TUOLUMNE CITY — UPDATE: Updated stats from CalFire this morning show the blaze at 149,780 acres. Firefighters are gaining some ground: the fire is 15 percent contained. The fire has grown to be the 13th largest in state history, according to Daniel Berlant, spokesman for the California Department of Forestry and Fire Protection.
A group of neighbors assembled Sunday afternoon in front of Susan Starr's home on Canyon Drive, watching while planes and helicopters assaulted the Rim fire a few miles away as it tried to scale Paper Cabin Ridge.

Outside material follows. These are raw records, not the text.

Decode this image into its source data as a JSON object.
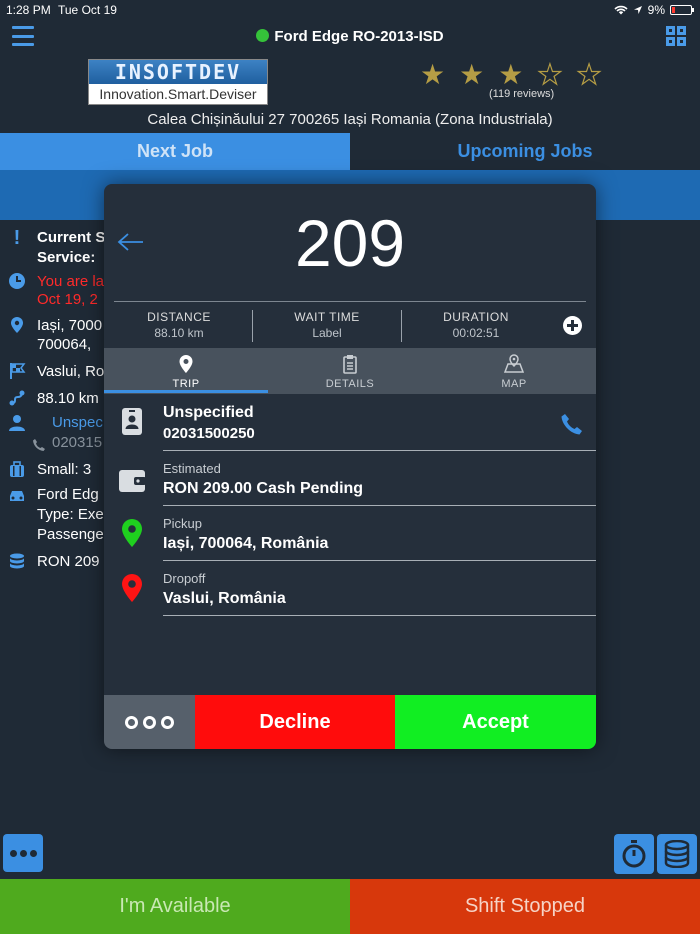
{
  "status_bar": {
    "time": "1:28 PM",
    "date": "Tue Oct 19",
    "battery": "9%"
  },
  "header": {
    "vehicle": "Ford Edge RO-2013-ISD",
    "vehicle_status_color": "#35c23a"
  },
  "company": {
    "logo_top": "INSOFTDEV",
    "logo_bottom": "Innovation.Smart.Deviser",
    "rating_stars": 3,
    "rating_max": 5,
    "reviews": "(119 reviews)",
    "address": "Calea Chișinăului 27 700265 Iași Romania (Zona Industriala)"
  },
  "tabs": {
    "next_job": "Next Job",
    "upcoming_jobs": "Upcoming Jobs"
  },
  "background_job": {
    "current_status": "Current S",
    "service": "Service:",
    "late_line1": "You are la",
    "late_line2": "Oct 19, 2",
    "pickup_line1": "Iași, 7000",
    "pickup_line2": "700064,",
    "dropoff": "Vaslui, Ro",
    "distance": "88.10 km",
    "passenger_name": "Unspec",
    "passenger_phone": "020315",
    "luggage": "Small: 3",
    "vehicle_line1": "Ford Edg",
    "vehicle_line2": "Type: Exe",
    "vehicle_line3": "Passenge",
    "price": "RON 209"
  },
  "offer": {
    "price": "209",
    "distance_label": "DISTANCE",
    "distance_value": "88.10 km",
    "wait_label": "WAIT TIME",
    "wait_value": "Label",
    "duration_label": "DURATION",
    "duration_value": "00:02:51",
    "tabs": [
      "TRIP",
      "DETAILS",
      "MAP"
    ],
    "active_tab": "TRIP",
    "passenger_name": "Unspecified",
    "passenger_phone": "02031500250",
    "payment_label": "Estimated",
    "payment_value": "RON 209.00  Cash  Pending",
    "pickup_label": "Pickup",
    "pickup_value": "Iași, 700064, România",
    "dropoff_label": "Dropoff",
    "dropoff_value": "Vaslui, România",
    "decline": "Decline",
    "accept": "Accept"
  },
  "bottom": {
    "available": "I'm Available",
    "shift": "Shift Stopped"
  },
  "colors": {
    "accent": "#3b8fe2",
    "decline": "#ff0c0c",
    "accept": "#11ee22",
    "available": "#4faa1e",
    "shift": "#d7380c"
  }
}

If the crews win — if the bulldozer lines atop the ridge and the aerial assault stop the flames there — these residents will breathe easier.
If not, resident and former firefighter Mike Sanders said, "I've got a 300-gallon (per minute) pump. I'm going to stay here and ride it out. I wouldn't miss this for anything."
Tuolumne City residents are hoping for the best while bracing for the worst, just as did people in Groveland and Pine Mountain Lake until their evacuation orders were lifted Saturday.
The Rim fire has consumed 143,980 acres since it began Aug. 17 in the Clavey River canyon and quickly jumped the Tuolumne River. It is only about 3,000 acres shy of the Stanislaus National Forest's largest fire on record — the Stanislaus Complex in 1987 — and with only 7 percent containment will certainly surpass it.
More than 3,400 firefighters and other personnel are trying to stop the blaze.
Bulldozer crews cut a wide swath along Paper Cabin Ridge on Saturday — five bulldozer blades in width and visible to the naked eye from the north rim of Tuolumne River's north fork canyon. The fire attacked the ridge in the late afternoon, but the line appeared to hold as the aircraft pounded away with retardant and water.
"The lines are a very effective way of dealing with the fire under our terms," fire spokesman Dick Fleishman said. "The fire needs fuel, and the only way to stop it is to break the fuel cycle."
Should it cross the ridge and burn its way down to Hunter Creek, the north fork canyon would become its next target. Residents of Canyon and Sunrise drives, though, have done this before.
"Once, (authorities) came by with bullhorns, yelling, 'You must leave. You must leave,' " Starr said.
And during the 1987 fire, flames crossed the north fork canyon before being extinguished when they reached Buchanan Road, the main road into the canyon.
"We didn't leave in '87, either," resident Rick Jerome said.
Sunday, though, officials worried about high winds — 25 mph or better — from the southwest that would fan the flames. Evacuation advisories remain in effect for Tuolumne City, the Ponderosa Hills, Soulsbyville and other communities along the Highway 108 corridot. The fire continued to move in a northeasterly direction toward Duckwall Mountain on Sunday.
On the fire's east side, crews are trying to stop it from reaching Hetch Hetchy Reservoir, which is the main power and water source for the city and county of San Francisco and is under a state of emergency.
The fire has burned 15,000 acres of Yosemite National Park. Much of that acreage burned in the 1996 Ackerson fire or from prescribed burns, park spokesman Tom Medema said.
Park officials evacuated White Wolf Lodge and the White Wolf Campgrounds because of the intense smoke, he said. Meanwhile, campgrounds at Yosemite Creek and Tamarack Flat weren't evacuated, but campers won't be allowed in when spaces become available until after the smoke subsides, he said.
"There's no imminent threat," Medema said.
Back in Tuolumne City, fire engines lined the park and were positioned strategically throughout the town in the event that the fire does head that way. And an incident command base took shape on the former West Side Lumber Co. property, now owned by the Tuolumne Band of Me-Wuk Indians.
In Sonora, retailers including Wal-Mart, Big Lots and Staples closed for a second-straight day because of the smoke. Orchard Supply Hardware and Lowe's both reportedly sold out of air purifiers, and Orchard's manager drove to Modesto to get more.